Solutions to Relieve Sore Muscles in the Legs and Lower Back
The exercise routine can result in sore muscles and lower back discomfort. To relieve pain in the legs there are a variety of solutions that can be beneficial. First and foremost, gentle stretching exercises prior to or after exercise may help reduce muscle stiffness and increase flexibility. Applying cold or ice packs to the area affected will reduce inflammation and help numb the discomfort. Warming therapies like heated baths or a heating pads can help relax muscles and increase blood flow. Massages, foam rolling, as well as using a tennis ball to roll over tight muscles can provide relief by releasing muscle tension. For lower back pain, similar methods can be used. The stretching of your lower back muscles and surrounding muscles such as the hamstrings and hip flexors can relieve the tightness. Applying cold or hot packs, based on your personal preference, may help to decrease inflammation and alleviate discomfort. Being in a comfortable posture when sitting by using ergonomic supports and avoiding heavy lifts or twisting movements can also aid in preventing further strain on the lower back. If the pain persists or gets worse, it is advisable to seek the advice of a physician for a diagnosis that is accurate and a tailored treatment plan.
Building Resilience: Techniques to Minimize Injuries while Training
In order to be successful in sports that are competitive You must not just have a strong commitment but also have a keen eye to prevent injuries. When it comes to securing legs from muscle strain, soreness or lower back pain, a variety of method must be used. Prior to engaging in any physical activity it is essential to get warm. Do 10 to 15 minutes of simple cardio exercises, or doing dynamic stretches to improve the flexibility of your muscles and boost blood flow.
A full fitness routine must include exercises for strength. Strengthening the muscles in the legs like quadriceps, calves and hamstrings may increase their resiliency against pulling and strains and also reduce the chance of injury. By using proper form such as squats, lunges or squats with gradual increases in intensity are effective ways to build strength and stabilize muscles.
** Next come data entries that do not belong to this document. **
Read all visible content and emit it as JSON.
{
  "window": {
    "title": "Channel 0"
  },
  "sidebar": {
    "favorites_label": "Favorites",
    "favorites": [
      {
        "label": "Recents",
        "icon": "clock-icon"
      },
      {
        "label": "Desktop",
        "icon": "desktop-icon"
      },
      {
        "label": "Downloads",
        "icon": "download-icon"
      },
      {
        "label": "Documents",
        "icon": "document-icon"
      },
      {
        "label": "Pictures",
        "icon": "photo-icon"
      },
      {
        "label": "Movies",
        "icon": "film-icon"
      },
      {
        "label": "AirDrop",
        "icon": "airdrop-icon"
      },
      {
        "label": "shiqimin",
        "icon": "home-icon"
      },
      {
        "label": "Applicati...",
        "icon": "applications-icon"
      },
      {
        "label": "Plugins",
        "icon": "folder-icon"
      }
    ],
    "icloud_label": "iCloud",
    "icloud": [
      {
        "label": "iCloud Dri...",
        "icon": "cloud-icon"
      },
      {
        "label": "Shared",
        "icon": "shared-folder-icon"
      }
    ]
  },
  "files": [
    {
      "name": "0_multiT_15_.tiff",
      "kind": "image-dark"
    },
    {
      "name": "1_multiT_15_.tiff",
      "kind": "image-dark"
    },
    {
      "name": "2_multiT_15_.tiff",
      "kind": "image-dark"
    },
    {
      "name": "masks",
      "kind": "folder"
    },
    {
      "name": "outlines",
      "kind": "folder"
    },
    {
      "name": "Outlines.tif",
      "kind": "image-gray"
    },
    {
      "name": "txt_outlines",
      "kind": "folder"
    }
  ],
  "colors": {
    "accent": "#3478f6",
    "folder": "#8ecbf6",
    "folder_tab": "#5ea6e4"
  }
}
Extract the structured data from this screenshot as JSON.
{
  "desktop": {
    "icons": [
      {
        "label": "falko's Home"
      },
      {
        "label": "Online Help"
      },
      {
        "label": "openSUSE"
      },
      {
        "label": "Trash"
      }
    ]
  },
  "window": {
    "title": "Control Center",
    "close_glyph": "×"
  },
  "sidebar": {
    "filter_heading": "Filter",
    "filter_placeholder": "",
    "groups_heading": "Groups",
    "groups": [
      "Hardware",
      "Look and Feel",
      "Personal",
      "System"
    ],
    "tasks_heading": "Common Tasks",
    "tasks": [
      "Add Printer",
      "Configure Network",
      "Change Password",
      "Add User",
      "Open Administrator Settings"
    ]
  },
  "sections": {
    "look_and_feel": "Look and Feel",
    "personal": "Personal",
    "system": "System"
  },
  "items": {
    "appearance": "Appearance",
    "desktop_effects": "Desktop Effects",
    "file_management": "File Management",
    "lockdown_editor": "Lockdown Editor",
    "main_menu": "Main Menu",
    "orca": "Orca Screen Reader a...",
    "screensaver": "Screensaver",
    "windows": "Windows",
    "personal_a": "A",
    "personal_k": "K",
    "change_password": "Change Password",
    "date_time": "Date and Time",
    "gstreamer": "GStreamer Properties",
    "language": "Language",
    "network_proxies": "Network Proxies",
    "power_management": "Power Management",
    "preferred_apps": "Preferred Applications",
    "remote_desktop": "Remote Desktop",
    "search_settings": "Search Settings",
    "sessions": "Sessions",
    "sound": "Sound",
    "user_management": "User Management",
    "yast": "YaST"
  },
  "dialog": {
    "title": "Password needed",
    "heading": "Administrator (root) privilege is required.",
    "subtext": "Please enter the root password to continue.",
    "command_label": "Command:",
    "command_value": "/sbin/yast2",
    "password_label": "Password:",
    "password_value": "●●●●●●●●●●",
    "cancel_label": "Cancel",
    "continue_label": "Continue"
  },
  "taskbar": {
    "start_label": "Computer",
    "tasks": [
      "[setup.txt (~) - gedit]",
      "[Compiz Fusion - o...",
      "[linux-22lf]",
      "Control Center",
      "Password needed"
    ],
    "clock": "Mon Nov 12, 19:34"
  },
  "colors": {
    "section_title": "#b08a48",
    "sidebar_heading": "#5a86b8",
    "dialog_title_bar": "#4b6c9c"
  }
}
Recovery and rest are crucial components to treatment of muscles that are sore. The muscles can repair themselves after intense training sessions will reduce overuse injuries by giving them time to recover. By including rest days into plans for training and performing active recovery exercises such as light aerobic exercises or activities with low impact, like swimming or cycling, active recovery can promote the healing process and reduce muscle soreness.
Achieving a healthy posture and body mechanics during training and other daily tasks is crucial for avoiding lower back pain, including engagement in core-strengthening exercises like bridges and planks. These exercises that strengthen muscles in the core can provide support and stability for the lower back. In addition, paying attention to form while lifting weights and avoiding sudden, jarring actions that put excessive strain on it may reduce the risk of injury significantly.
The last but not least being attentive and reacting quickly to warning signs is crucial. In the absence of pain or discomfort, it can result in further injuries or longer recovery times. If you are experiencing persistent discomfort, it’s crucial to speak with an athletic therapist or physical medicine professional who will be able to offer advice tailored to your specific needs.
If you take these preventive measures – warm-up, strength training and resting regularly, ensuring good posture and seeking professional assistance when needed, athletes can dramatically reduce the chance of pulling muscles, sore legs and lower back pain, while also increasing training efficacy and competing at their peak.